Christmas and New Year’s main courses are more varied than Thanksgiving and that means a broader range of wine possibilities. Roast beef offers the greatest opportunity for drinking those glorious reds we abstained from on Thanksgiving. For many holiday roast beef means a standing rib roast, a regal piece of meat.
With a rib roast, I’d drink those aged California Cabs Gaither and Brecher liked. From France try reds from Bordeaux, if you like a more elegant style, or Burgundy, which is lighter but can be earthier. Then there are the sturdy Italian reds from Piedmont (Barolo and Barbaresco) and Tuscany (Super Tuscans and Brunello di Montalcino). You could even try an Amarone from the Veneto region.
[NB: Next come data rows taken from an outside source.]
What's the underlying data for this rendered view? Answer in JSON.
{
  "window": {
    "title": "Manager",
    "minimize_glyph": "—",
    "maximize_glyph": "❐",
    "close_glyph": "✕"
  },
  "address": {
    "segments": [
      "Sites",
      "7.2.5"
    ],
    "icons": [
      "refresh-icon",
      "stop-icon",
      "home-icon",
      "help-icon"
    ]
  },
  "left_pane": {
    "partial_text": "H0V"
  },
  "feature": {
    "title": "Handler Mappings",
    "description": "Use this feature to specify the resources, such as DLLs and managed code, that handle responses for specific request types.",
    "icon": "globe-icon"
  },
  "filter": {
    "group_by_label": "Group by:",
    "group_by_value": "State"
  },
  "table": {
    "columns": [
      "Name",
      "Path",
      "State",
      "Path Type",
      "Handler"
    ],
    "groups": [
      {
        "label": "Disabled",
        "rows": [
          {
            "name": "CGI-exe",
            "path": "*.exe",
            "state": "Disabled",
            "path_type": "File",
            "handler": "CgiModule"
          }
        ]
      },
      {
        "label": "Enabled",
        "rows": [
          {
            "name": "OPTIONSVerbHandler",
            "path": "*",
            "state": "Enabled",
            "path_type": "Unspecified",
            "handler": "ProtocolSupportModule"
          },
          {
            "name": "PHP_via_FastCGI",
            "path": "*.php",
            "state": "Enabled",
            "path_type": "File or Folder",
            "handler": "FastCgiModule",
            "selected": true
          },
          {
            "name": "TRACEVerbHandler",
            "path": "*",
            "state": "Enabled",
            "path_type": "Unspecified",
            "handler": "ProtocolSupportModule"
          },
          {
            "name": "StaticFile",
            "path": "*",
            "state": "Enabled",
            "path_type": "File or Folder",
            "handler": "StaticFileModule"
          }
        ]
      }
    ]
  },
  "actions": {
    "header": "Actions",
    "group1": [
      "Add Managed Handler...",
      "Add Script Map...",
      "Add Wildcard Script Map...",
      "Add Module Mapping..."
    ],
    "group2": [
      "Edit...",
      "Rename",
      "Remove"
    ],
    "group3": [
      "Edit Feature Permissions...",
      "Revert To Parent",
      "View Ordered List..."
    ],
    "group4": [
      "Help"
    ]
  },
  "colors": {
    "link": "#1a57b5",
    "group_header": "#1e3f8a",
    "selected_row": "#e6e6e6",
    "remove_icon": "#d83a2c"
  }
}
Don’t overlook Shiraz and Shiraz-Cabernet blends from Australia, the Spanish Riojas, and reds from Spain’s Ribera del Duero.
Lamb, especially a crown roast, is another elegant centerpiece for the holidays. If I had to choose one grape variety to go with lamb it would be Syrah especially wines from the northern Rhone of France such as Cote-Rotie, though Crozes-Hermitage and Cornas offer better values. Australian Shiraz and Shiraz-Cabernet blends are also good matches.
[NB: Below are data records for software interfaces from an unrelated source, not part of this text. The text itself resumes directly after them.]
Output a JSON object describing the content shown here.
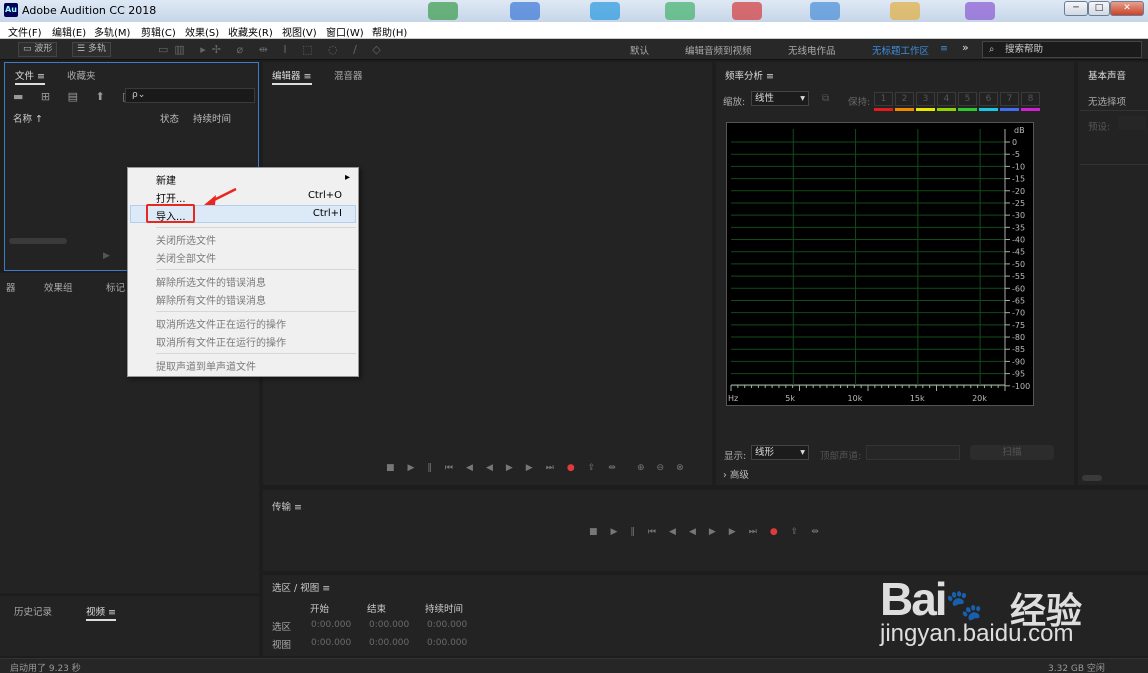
{
  "window": {
    "title": "Adobe Audition CC 2018",
    "logo": "Au",
    "minimize": "─",
    "maximize": "□",
    "close": "✕"
  },
  "menubar": [
    "文件(F)",
    "编辑(E)",
    "多轨(M)",
    "剪辑(C)",
    "效果(S)",
    "收藏夹(R)",
    "视图(V)",
    "窗口(W)",
    "帮助(H)"
  ],
  "toolbar": {
    "waveform": "波形",
    "multitrack": "多轨"
  },
  "workspaces": [
    "默认",
    "编辑音频到视频",
    "无线电作品",
    "无标题工作区"
  ],
  "workspace_more": "»",
  "search_placeholder": "搜索帮助",
  "files_panel": {
    "tab_files": "文件",
    "tab_favorites": "收藏夹",
    "col_name": "名称",
    "col_status": "状态",
    "col_duration": "持续时间",
    "search_icon": "ρ⌄"
  },
  "left_tabs": {
    "t1": "器",
    "t2": "效果组",
    "t3": "标记"
  },
  "context_menu": {
    "new": "新建",
    "open": "打开...",
    "open_sc": "Ctrl+O",
    "import": "导入...",
    "import_sc": "Ctrl+I",
    "close_sel": "关闭所选文件",
    "close_all": "关闭全部文件",
    "clear_sel_err": "解除所选文件的错误消息",
    "clear_all_err": "解除所有文件的错误消息",
    "cancel_sel": "取消所选文件正在运行的操作",
    "cancel_all": "取消所有文件正在运行的操作",
    "extract": "提取声道到单声道文件"
  },
  "editor": {
    "tab_editor": "编辑器",
    "tab_mixer": "混音器"
  },
  "frequency": {
    "title": "频率分析",
    "zoom_label": "缩放:",
    "zoom_value": "线性",
    "hold_label": "保持:",
    "hold_buttons": [
      "1",
      "2",
      "3",
      "4",
      "5",
      "6",
      "7",
      "8"
    ],
    "hold_colors": [
      "#e21c1c",
      "#f08a00",
      "#e8e800",
      "#8fd400",
      "#2fc82f",
      "#19c6e6",
      "#3f6ff0",
      "#d11fd1"
    ],
    "db_labels": [
      "dB",
      "0",
      "-5",
      "-10",
      "-15",
      "-20",
      "-25",
      "-30",
      "-35",
      "-40",
      "-45",
      "-50",
      "-55",
      "-60",
      "-65",
      "-70",
      "-75",
      "-80",
      "-85",
      "-90",
      "-95",
      "-100"
    ],
    "hz_labels": [
      "Hz",
      "5k",
      "10k",
      "15k",
      "20k"
    ],
    "display_label": "显示:",
    "display_value": "线形",
    "top_channel_label": "顶部声道:",
    "scan": "扫描",
    "advanced": "高级"
  },
  "basic_sound": {
    "title": "基本声音",
    "no_selection": "无选择项",
    "preset": "预设:"
  },
  "transport": {
    "title": "传输"
  },
  "selection": {
    "title": "选区 / 视图",
    "col_start": "开始",
    "col_end": "结束",
    "col_duration": "持续时间",
    "row_selection": "选区",
    "row_view": "视图",
    "zero": "0:00.000"
  },
  "bottom_left": {
    "history": "历史记录",
    "video": "视频"
  },
  "status": {
    "left": "启动用了 9.23 秒",
    "right": "3.32 GB 空闲"
  },
  "watermark": {
    "brand": "Bai",
    "brand2": "经验",
    "url": "jingyan.baidu.com"
  }
}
With its dark meat and hearty nature, one would think red rather than white wines with goose. And I did like an Haut-Medoc, a Cahors, Madiran, Barbera and a Nebbiolo, though I preferred a peppery Syrah-based St. Joseph. However, to my astonishment and delight, two whites bested all the reds. Condrieu, the famed Rhone white, was rich enough to stand up to the goose and had a spiciness that gave it the sizzle to cut through the fat. A nicely aged (1989) Vouvray was equally luxurious and made up for its lack of spice with bracing acidity. Alsatian Riesling and Pinot Gris are also goose friendly.
I think game is great for the holidays. Game birds, even those with white breasts, demand red wine. For example, with a domesticated pheasant I liked a Gattinara Riserva and cru bourgeois Bordeaux. But my favorite wine was a nicely matured Napa Petite Sirah, which would also be appropriate for venison along with an Italian Barolo or Barbaresco.
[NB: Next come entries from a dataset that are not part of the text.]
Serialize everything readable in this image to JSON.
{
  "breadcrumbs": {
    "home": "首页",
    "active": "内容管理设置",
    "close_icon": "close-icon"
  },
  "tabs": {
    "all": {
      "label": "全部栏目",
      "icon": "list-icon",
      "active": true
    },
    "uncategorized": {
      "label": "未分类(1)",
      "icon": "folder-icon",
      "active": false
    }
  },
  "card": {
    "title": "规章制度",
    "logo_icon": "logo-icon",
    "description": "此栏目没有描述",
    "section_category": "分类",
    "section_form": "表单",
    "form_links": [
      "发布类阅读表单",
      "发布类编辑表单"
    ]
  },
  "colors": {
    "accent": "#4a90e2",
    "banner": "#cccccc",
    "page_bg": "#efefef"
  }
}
Pork roasts were always popular at my house for the holidays. But stay away from pork loins, which can easily dry out. Instead, try a fresh ham, which is richer and juicer. Because it straddles the line between light and dark meat, pork lends itself to a variety of wine pairings. My favorites are two German Rieslings: a rich and fruity Rheingau Spatlese and a crisp Mosel Kabinett. The floral qualities of Viognier and an Alsatian Gewürztraminer also work well with pork. Among reds I like Pinot Noir and a young Spanish Tempranillo.
Many people will be having ham for Christmas or New Years, which presents problems similar to Thanksgiving. The sweet glazes on ham can be as difficult for wine as cranberry sauce and candied yams are for turkey. Ham also has a smoky quality. To contrast the smokiness and any spiciness (like cloves) and to match any sweetness you need soft fruity reds with little tannin like Pinot Noir, off-dry whites like Gewürztraminer, and California sparkling wines. Hard cider is also a good idea.
Have you thrown up your hands in despair and confusion with too many choices? In that case, stick with just one wine for the entire meal, Champagne. It’s festive and refreshing and vintage Champagne has enough gravitas to stand up to red meat. Now that’s a holiday treat.